Adapted from www.australianhiramasa.com/main.asp
The Australian Hiramasa Company has developed hatchery to allow the breeding of large quantities of disease free juvenile fish which are hand fed live foods. Juvenile fish are continuously monitored and graded in on shore tanking systems until they reach a weight of 5 grams. They are then dispatched to off shore sea farms along the South Australian coastline for grow out. These ideal conditions include twice daily 2 metre tidal movement and annual average water temperatures of between 14 and 26oC.
The sea farms are situated in a disease free environment and daily monitoring by qualified personnel of oxygen levels, water flow, water temperature and stock densities, ensures stress free growth of the kingfish.

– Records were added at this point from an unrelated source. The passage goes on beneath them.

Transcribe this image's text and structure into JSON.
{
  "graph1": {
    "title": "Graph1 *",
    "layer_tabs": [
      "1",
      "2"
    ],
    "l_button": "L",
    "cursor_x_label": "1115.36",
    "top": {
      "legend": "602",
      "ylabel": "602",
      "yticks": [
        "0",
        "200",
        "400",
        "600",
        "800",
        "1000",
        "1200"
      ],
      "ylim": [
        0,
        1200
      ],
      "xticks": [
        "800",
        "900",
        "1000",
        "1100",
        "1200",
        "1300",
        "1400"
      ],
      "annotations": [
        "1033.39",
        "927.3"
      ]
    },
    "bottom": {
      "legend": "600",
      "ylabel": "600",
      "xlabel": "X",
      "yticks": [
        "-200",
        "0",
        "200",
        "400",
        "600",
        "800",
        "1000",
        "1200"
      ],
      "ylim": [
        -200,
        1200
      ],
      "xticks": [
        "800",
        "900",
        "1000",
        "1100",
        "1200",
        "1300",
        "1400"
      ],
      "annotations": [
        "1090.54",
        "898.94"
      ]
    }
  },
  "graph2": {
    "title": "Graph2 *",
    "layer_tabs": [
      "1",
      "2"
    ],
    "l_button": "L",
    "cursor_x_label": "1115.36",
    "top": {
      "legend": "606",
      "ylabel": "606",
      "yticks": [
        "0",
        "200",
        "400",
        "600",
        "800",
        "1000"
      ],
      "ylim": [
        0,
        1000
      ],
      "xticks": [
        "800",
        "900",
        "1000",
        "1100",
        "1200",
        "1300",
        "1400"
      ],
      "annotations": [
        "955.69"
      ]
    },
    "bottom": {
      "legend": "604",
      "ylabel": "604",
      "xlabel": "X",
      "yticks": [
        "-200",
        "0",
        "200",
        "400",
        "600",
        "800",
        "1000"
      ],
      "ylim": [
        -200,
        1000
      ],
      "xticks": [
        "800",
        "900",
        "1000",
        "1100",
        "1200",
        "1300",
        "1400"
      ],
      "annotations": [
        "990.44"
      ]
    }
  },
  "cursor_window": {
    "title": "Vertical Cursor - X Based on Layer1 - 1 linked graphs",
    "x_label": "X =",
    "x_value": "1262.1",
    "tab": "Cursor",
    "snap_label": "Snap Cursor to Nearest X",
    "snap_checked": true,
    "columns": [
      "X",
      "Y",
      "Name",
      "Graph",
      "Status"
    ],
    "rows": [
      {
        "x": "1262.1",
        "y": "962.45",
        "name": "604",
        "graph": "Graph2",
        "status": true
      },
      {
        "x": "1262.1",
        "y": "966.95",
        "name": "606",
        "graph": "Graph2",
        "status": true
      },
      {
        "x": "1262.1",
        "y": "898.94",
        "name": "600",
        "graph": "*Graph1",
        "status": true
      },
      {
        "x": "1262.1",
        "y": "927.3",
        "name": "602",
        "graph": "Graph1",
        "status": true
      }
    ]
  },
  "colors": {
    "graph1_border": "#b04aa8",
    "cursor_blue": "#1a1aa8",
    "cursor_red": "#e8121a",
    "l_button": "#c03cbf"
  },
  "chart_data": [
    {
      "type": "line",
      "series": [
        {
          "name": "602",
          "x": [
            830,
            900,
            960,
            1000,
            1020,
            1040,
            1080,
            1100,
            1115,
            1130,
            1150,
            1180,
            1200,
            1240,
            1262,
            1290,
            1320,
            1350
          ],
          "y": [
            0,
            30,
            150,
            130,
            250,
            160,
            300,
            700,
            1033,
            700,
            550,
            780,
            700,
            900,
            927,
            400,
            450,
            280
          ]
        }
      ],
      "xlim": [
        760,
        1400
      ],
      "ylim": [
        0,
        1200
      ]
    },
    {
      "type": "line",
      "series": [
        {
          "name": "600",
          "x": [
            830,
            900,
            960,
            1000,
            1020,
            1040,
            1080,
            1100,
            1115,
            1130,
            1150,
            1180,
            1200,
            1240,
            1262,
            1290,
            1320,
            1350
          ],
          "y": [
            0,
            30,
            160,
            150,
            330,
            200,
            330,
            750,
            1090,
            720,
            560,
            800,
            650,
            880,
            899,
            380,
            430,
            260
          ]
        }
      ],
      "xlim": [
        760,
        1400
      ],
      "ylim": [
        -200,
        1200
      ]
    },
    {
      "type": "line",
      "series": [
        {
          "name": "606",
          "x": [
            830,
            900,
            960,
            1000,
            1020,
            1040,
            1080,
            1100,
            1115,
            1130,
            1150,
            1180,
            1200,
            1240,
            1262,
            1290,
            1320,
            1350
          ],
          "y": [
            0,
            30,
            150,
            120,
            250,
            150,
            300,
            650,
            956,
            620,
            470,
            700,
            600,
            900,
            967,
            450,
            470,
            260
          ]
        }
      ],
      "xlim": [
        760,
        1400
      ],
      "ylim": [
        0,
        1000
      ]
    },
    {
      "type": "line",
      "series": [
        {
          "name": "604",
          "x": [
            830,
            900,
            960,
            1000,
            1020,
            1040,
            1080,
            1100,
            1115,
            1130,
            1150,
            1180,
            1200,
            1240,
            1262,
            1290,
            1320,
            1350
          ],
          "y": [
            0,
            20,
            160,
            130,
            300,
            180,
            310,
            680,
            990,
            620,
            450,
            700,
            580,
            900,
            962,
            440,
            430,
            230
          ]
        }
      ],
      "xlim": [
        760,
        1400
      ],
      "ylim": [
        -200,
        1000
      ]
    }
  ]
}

After harvesting, at 1 to 5 kg, the fish are processed and packagedat their modern on shore handling facility to minimise the time from sea farm to sale. Yellowtail kingfish are usually sold as whole fish. They are also sold on the domestic
market in cutlet or fillet form, with better quality fish being sold for sashimi.
Other kingfish farms follow similar procedures but purchase young fish weighing 5 grams which are transported into sea cages, which are usually 25
metres diameter and 4 to 8 metres deep, where they can reach 1.5 kg by the end of a growing season lasting
from six to eight months. The fish are fed special pellets developed for them. Care needs to be taken to prevent large quantities of uneaten food and
fish wastes sinking to the bottom beneath the cages, which may affect the water quality, stock condition
and create pollution in the surrounding environment.
There are currently two hatcheries in South Australia. Breeding stock are caught from the wild and are maintained in large indoor broodstock tanks of
greater than 90 m3 and 2 metres deep. Special permits are required before capture of breeding stock,
Conservationists have expressed concerns about the farming of Yellowtail kingfish. Of major concern is the possibility of the escape of kingfish from farms around the
Eyre Peninsula due to their potential predatory impact on local populations of other fish species.